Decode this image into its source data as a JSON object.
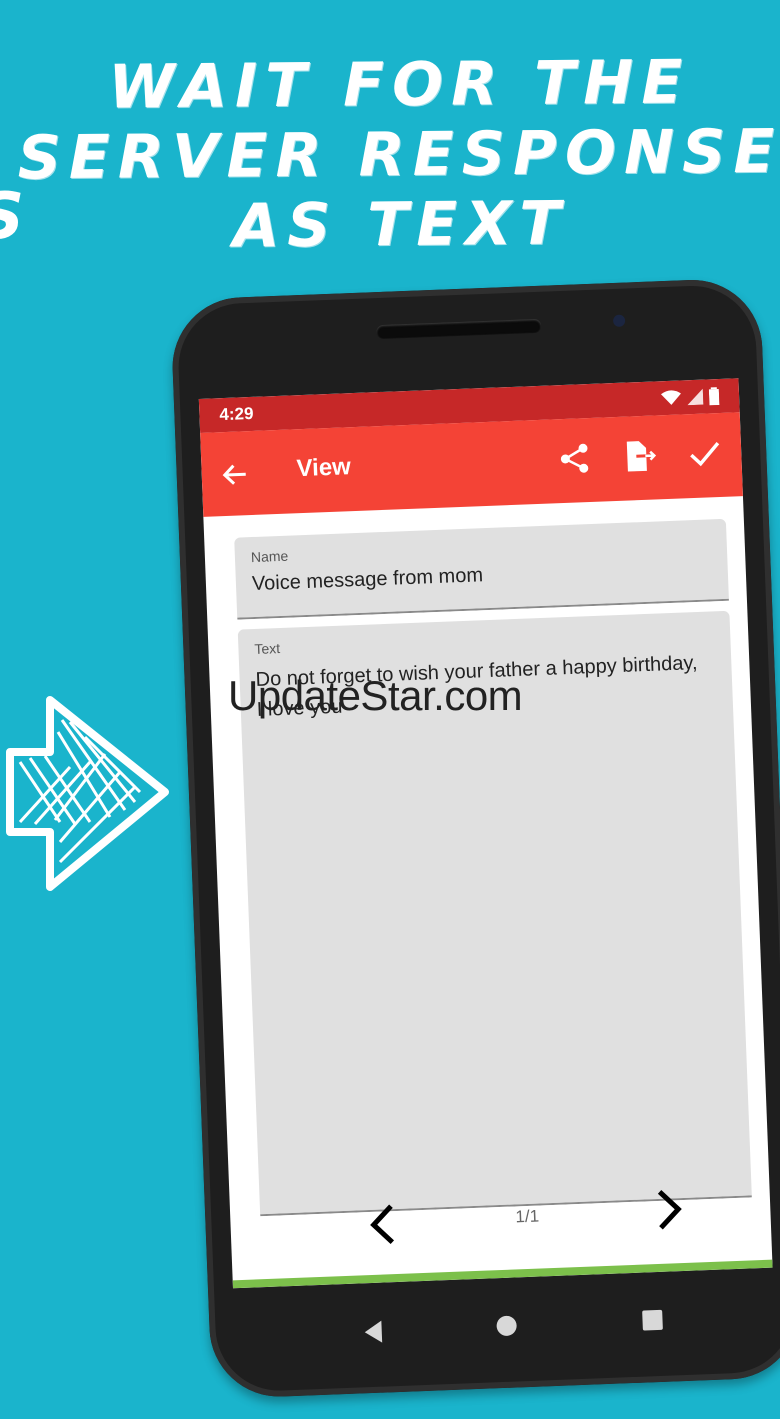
{
  "promo": {
    "headline_line1": "WAIT FOR THE",
    "headline_line2": "SERVER RESPONSE",
    "headline_line3": "AS TEXT",
    "edge_glyph": "S"
  },
  "status_bar": {
    "time": "4:29",
    "icons": [
      "wifi-icon",
      "signal-icon",
      "battery-icon"
    ]
  },
  "app_bar": {
    "title": "View",
    "actions": [
      "share-icon",
      "export-file-icon",
      "check-icon"
    ]
  },
  "form": {
    "name_label": "Name",
    "name_value": "Voice message from mom",
    "text_label": "Text",
    "text_value_line1": "Do not forget to wish your father a happy birthday,",
    "text_value_line2": "I love you"
  },
  "pager": {
    "page_indicator": "1/1"
  },
  "watermark": "UpdateStar.com",
  "colors": {
    "background": "#1ab4cc",
    "status_bar": "#c62828",
    "app_bar": "#f44336",
    "field_bg": "#e0e0e0",
    "accent_bar": "#7cc04b"
  }
}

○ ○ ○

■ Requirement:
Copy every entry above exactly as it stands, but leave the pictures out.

■ Exercise response:
Decode this image into its source data as a JSON object.
{
  "promo": {
    "headline_line1": "WAIT FOR THE",
    "headline_line2": "SERVER RESPONSE",
    "headline_line3": "AS TEXT",
    "edge_glyph": "S"
  },
  "status_bar": {
    "time": "4:29",
    "icons": [
      "wifi-icon",
      "signal-icon",
      "battery-icon"
    ]
  },
  "app_bar": {
    "title": "View",
    "actions": [
      "share-icon",
      "export-file-icon",
      "check-icon"
    ]
  },
  "form": {
    "name_label": "Name",
    "name_value": "Voice message from mom",
    "text_label": "Text",
    "text_value_line1": "Do not forget to wish your father a happy birthday,",
    "text_value_line2": "I love you"
  },
  "pager": {
    "page_indicator": "1/1"
  },
  "watermark": "UpdateStar.com",
  "colors": {
    "background": "#1ab4cc",
    "status_bar": "#c62828",
    "app_bar": "#f44336",
    "field_bg": "#e0e0e0",
    "accent_bar": "#7cc04b"
  }
}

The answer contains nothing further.